Wednesday, one of those simulators was on Wingate's campus, and it allowed students to see whether they could safely text while driving.
You've got [sensors] on the gas, the brake the steering, on the headset. It's got everything. Any kind of movements that they kind of make, I'll be able to find out how bad they're actually doing on the computer itself, Tower explained.
The simulator shows how your taking your eyes off the road for just five seconds at 55-miles per hour can be deadly. At that speed, you would have traveled the length of a football field practically blind.
Sophomore William Lewis found that out firsthand. As soon as he started texting, he crashed the simulator into a virtual construction zone.
Every one of the students that tried the simulator had the same results
[You] ran into a tree on the shoulder, explained Towers to another student driver.
[The simulator is] pretty interesting I guess. [It] shows the realities and dangers of driving while texting, said junior Kyle Ward. Just that split second of taking your eyes off the road. That's just how fast you can skid off the road like I did.
Wingate University says the goal is to teach students about all different type of distractions, not just those that come from cell phones, but even those that come from the radio, or even backseat passengers.
Anytime you take your eyes off the road, you know it heightens the chance that something can come out in front of you or that it delays your reaction time, said Wingate counselor Jessica Hylton. You can have a reaction time as a young person that is equal to that of an elderly driver. [Distractions] just put you at higher risk for any type of accident.

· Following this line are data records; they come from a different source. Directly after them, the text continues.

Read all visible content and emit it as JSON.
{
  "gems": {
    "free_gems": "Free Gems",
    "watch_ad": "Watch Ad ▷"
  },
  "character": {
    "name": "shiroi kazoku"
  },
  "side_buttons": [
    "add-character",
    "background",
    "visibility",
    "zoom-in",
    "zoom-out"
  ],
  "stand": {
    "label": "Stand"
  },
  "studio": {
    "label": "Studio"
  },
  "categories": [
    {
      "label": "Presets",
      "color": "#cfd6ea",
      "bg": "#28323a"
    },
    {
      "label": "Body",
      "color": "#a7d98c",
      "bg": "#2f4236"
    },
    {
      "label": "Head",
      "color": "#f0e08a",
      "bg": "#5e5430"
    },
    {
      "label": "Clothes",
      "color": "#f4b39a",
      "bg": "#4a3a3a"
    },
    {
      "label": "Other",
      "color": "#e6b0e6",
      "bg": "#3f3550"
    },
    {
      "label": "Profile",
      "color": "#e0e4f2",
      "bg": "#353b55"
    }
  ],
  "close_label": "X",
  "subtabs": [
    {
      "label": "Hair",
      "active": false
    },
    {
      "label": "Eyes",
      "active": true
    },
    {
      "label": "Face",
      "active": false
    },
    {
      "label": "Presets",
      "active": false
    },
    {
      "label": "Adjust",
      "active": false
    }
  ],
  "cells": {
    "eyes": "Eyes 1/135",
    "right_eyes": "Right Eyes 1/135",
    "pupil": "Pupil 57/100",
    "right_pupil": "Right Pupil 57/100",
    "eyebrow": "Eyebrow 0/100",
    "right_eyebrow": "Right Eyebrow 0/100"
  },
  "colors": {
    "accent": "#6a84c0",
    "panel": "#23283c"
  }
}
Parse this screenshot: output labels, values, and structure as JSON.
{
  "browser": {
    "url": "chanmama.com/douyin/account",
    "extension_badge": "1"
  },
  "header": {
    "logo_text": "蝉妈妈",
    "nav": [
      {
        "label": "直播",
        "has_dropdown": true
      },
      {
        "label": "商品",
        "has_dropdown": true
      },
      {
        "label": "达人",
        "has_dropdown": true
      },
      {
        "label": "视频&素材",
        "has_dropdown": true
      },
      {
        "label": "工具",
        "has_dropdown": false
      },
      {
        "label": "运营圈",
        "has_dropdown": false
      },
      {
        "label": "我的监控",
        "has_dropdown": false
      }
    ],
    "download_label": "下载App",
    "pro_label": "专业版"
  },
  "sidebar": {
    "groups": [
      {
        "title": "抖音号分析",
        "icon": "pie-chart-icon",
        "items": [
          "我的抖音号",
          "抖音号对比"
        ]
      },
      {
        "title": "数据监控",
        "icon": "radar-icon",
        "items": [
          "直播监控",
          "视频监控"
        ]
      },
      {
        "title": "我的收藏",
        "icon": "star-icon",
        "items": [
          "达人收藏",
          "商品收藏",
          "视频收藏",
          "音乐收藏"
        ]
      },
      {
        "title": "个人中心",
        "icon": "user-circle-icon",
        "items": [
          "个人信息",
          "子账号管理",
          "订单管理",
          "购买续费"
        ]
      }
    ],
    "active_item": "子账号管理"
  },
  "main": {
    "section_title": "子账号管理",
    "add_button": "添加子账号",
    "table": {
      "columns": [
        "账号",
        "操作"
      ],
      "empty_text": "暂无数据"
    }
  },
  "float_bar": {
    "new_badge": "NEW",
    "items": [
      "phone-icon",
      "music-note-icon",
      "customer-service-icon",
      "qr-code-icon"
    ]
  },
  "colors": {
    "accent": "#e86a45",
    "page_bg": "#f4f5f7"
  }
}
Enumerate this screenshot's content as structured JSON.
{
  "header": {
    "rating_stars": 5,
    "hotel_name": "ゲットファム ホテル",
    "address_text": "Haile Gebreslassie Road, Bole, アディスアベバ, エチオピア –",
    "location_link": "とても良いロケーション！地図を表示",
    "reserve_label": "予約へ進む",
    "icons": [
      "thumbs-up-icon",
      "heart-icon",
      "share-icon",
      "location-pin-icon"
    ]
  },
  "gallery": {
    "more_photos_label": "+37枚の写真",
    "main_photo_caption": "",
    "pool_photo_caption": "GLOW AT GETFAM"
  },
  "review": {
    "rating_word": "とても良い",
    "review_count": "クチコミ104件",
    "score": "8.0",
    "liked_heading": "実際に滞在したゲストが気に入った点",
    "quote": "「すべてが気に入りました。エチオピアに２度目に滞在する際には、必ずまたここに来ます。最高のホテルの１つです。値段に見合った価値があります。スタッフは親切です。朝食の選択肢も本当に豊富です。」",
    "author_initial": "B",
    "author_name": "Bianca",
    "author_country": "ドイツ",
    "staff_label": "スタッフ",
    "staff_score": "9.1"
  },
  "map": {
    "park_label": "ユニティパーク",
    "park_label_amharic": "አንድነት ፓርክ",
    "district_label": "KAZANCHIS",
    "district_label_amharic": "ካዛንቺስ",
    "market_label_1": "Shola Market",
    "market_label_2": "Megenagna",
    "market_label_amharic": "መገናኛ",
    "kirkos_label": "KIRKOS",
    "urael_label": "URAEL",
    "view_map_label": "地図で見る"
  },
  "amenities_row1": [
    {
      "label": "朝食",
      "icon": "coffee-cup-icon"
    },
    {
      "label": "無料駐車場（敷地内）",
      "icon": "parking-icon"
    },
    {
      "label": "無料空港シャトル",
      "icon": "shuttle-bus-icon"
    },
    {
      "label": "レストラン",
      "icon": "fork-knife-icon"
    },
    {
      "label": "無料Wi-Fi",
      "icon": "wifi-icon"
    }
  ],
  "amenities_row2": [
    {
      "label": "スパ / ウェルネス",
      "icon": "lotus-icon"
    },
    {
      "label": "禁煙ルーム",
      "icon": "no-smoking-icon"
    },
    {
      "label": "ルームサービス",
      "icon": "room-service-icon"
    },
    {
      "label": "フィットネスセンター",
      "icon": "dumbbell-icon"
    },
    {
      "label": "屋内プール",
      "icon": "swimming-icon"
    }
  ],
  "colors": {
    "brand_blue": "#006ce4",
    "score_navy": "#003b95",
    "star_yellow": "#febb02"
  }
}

In North Carolina, texting while driving has been illegal for about a year. So far, about 1,200 tickets have been written for drivers that were caught texting while behind the wheel.